Return a copy of every line in the data below that contains "this".

[Interface dataset entries]
'''

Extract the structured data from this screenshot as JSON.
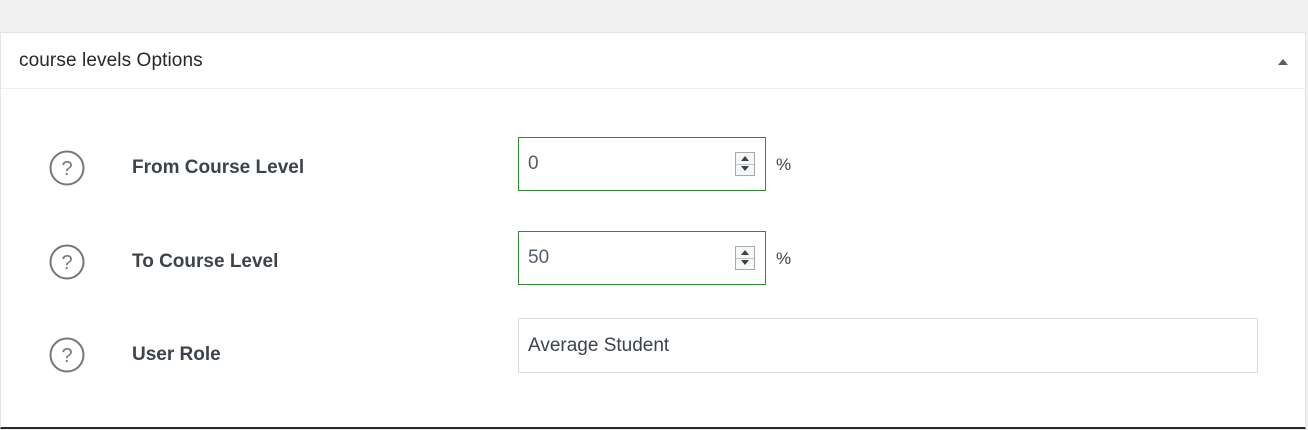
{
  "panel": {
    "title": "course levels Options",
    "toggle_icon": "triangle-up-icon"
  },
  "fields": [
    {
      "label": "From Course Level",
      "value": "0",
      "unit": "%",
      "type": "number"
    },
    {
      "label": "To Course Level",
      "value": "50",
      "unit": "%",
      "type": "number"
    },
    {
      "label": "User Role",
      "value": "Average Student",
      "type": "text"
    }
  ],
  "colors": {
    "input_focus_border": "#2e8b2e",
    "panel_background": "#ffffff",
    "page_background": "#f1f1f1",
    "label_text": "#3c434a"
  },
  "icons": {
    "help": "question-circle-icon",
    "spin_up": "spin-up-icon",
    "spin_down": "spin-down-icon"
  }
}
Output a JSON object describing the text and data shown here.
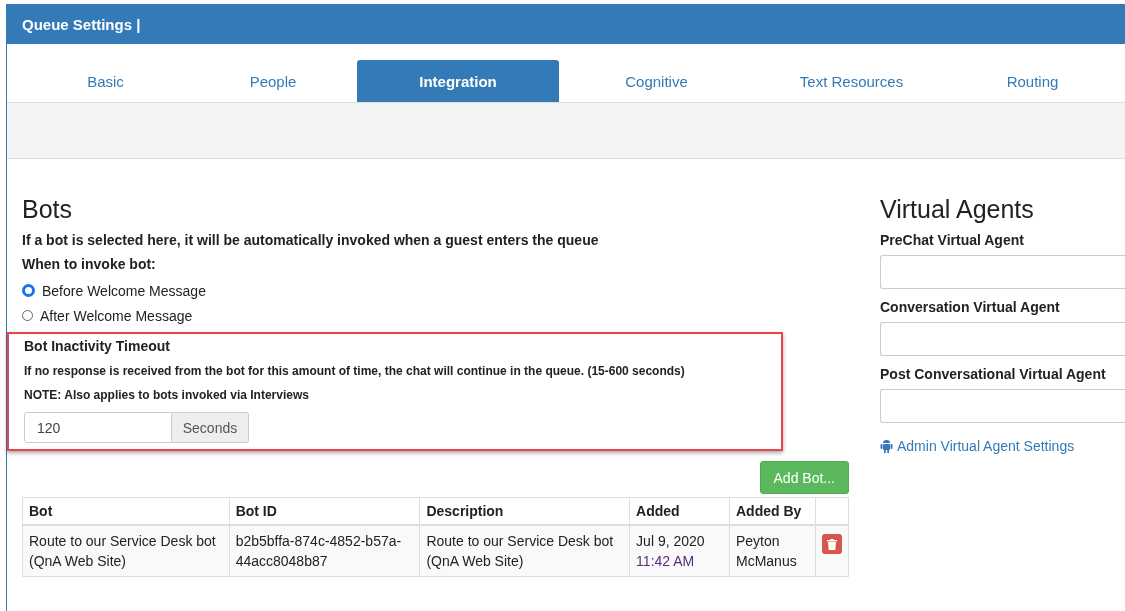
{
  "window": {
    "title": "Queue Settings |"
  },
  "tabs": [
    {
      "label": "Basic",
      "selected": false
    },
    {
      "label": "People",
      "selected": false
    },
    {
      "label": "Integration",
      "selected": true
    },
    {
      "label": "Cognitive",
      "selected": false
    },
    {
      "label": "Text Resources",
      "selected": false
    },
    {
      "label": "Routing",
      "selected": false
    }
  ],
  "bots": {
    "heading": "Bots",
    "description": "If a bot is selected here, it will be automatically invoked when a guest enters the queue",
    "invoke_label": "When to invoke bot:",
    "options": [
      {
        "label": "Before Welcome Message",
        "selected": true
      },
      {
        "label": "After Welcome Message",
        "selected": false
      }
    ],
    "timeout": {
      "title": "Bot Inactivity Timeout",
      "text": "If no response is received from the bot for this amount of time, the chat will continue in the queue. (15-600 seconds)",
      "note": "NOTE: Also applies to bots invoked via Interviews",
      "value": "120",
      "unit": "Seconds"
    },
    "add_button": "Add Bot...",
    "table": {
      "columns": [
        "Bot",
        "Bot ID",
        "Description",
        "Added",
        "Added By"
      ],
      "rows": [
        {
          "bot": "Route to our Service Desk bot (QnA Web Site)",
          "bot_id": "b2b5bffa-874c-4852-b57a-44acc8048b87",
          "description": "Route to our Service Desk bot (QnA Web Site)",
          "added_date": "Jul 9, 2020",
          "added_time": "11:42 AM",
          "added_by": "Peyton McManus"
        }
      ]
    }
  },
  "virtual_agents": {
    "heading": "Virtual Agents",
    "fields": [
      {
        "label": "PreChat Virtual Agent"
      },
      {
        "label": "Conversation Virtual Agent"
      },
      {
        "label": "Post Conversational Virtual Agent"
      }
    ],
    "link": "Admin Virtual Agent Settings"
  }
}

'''
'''

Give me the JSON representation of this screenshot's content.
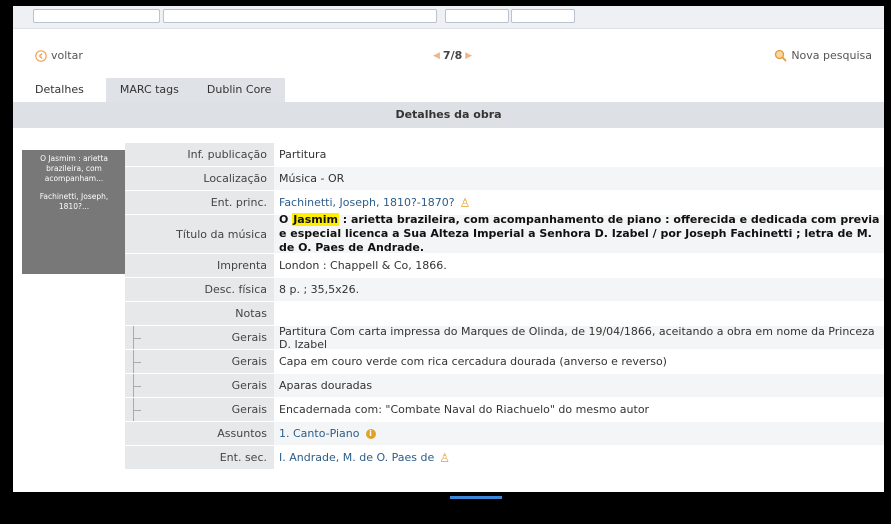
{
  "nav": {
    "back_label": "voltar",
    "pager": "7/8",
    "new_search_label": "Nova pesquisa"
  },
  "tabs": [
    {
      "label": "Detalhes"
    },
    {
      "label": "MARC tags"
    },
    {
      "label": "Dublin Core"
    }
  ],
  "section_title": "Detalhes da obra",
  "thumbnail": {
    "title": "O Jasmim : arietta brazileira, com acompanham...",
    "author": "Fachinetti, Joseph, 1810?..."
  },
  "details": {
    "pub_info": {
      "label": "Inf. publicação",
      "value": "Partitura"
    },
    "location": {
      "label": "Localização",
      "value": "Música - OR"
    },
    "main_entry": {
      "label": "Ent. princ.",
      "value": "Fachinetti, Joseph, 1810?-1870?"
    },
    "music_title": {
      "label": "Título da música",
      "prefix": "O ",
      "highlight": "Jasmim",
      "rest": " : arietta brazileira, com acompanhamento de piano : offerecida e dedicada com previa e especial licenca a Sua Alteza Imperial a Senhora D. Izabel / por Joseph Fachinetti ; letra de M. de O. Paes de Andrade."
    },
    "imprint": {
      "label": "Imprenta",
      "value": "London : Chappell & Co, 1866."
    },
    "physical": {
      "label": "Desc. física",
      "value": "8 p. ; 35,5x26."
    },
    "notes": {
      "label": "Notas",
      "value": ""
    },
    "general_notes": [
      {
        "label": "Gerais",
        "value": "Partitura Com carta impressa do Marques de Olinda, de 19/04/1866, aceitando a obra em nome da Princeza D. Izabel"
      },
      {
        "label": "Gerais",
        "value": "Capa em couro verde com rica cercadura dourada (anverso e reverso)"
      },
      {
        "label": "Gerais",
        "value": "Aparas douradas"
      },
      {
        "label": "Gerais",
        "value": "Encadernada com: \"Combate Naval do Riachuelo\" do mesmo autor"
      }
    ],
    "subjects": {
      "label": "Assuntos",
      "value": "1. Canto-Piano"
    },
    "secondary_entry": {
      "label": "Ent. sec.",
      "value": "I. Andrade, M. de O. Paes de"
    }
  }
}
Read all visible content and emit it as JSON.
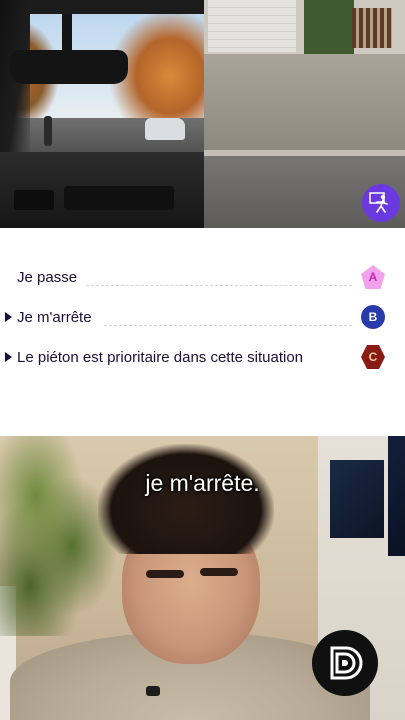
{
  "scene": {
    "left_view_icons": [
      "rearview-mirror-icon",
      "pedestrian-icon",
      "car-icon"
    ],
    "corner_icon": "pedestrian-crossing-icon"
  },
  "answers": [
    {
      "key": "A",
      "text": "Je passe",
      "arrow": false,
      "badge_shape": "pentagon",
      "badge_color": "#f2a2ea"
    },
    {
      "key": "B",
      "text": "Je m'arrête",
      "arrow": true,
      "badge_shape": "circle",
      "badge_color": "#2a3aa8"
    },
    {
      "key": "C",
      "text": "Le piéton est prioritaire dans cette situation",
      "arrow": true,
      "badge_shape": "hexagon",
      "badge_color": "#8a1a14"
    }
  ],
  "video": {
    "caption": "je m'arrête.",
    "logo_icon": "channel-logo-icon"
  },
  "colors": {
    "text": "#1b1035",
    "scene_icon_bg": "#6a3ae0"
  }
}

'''

--- Response box ---
Extract the structured data from this screenshot as JSON.
      "text": "If no response is received from the bot for this amount of time, the chat will continue in the queue. (15-600 seconds)",
Give me the JSON representation of this screenshot's content.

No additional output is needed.